• While the supply chain is lengthening as a result of globalization, direct sourcing, offshore production and distribution, many companies have experienced challenges in capital availability. For example:

– Traditional international financing vehicles are in relative decline, like the use of the Letter of Credit for both pre shipment and post shipment finance. Most of these suppliers are Small /Medium enterprises (commonly called SMEs), growing rapidly but having limited access to capital. Capital constrained SMEs are forced to raise capital through traditional A/R factoring or indigenous local banks.

– Non OECD suppliers face pressure from large buyers in the form of extended payment terms. A 15-30 day extension to existing terms would have a very positive impact on the P&L and balance sheet of a buyer spending over €1bn with suppliers, but it could put serious pressure on contractors, sub-suppliers, etc. throughout the overall chain, and potentially disrupt production and goods flow.

– It is increasingly becoming a problem for manufacturers who have established offshore manufacturing (for example, moving production of low-value brands to China from the USA or Germany) to find financing solutions. A key challenge comes from programs which require local content, such as various ECA programs.

– A growing and larger percentage of receivables are international (globalization, offshore, and in a separate legal jurisdiction) and those receivables themselves have longer terms-- a double hit. Many banks do not include these receivables are part of an ‘eligible base’ for lending.

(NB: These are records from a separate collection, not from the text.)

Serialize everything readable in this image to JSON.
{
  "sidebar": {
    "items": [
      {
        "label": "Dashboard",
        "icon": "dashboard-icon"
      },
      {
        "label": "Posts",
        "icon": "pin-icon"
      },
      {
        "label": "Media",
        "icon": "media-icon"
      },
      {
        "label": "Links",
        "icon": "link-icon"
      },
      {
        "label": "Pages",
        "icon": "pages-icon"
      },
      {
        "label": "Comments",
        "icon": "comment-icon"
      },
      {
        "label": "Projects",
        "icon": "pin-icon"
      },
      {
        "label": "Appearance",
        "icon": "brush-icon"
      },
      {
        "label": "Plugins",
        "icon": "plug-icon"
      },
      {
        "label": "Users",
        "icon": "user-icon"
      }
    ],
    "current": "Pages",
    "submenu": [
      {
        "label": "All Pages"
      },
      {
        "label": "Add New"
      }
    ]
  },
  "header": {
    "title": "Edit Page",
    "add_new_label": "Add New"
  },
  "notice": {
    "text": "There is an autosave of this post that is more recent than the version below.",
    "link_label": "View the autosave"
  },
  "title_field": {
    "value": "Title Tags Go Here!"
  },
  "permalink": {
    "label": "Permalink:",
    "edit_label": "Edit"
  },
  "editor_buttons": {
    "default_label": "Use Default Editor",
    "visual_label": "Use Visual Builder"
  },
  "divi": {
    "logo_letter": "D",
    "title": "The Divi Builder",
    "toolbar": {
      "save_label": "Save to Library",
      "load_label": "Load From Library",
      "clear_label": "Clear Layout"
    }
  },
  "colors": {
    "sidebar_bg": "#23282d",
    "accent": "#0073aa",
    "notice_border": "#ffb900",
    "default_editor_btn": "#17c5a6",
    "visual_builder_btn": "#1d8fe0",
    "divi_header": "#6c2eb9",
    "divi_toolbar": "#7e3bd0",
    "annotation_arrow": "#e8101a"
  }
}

This guide contains following two sections with detailed description:

Section A: Overview

  • The Problem Defined and the Current Environment
  • Market Segmentation
  • Import and Export solutions
  • Data triggered Supply Chain Finance
  • Key CFO Evaluation Criteria

Section B: Key SCF players
  • Supply Chain Finance Platform Providers
  • Transactional Risk Managers
  • Liquidity Providers and Risk Takers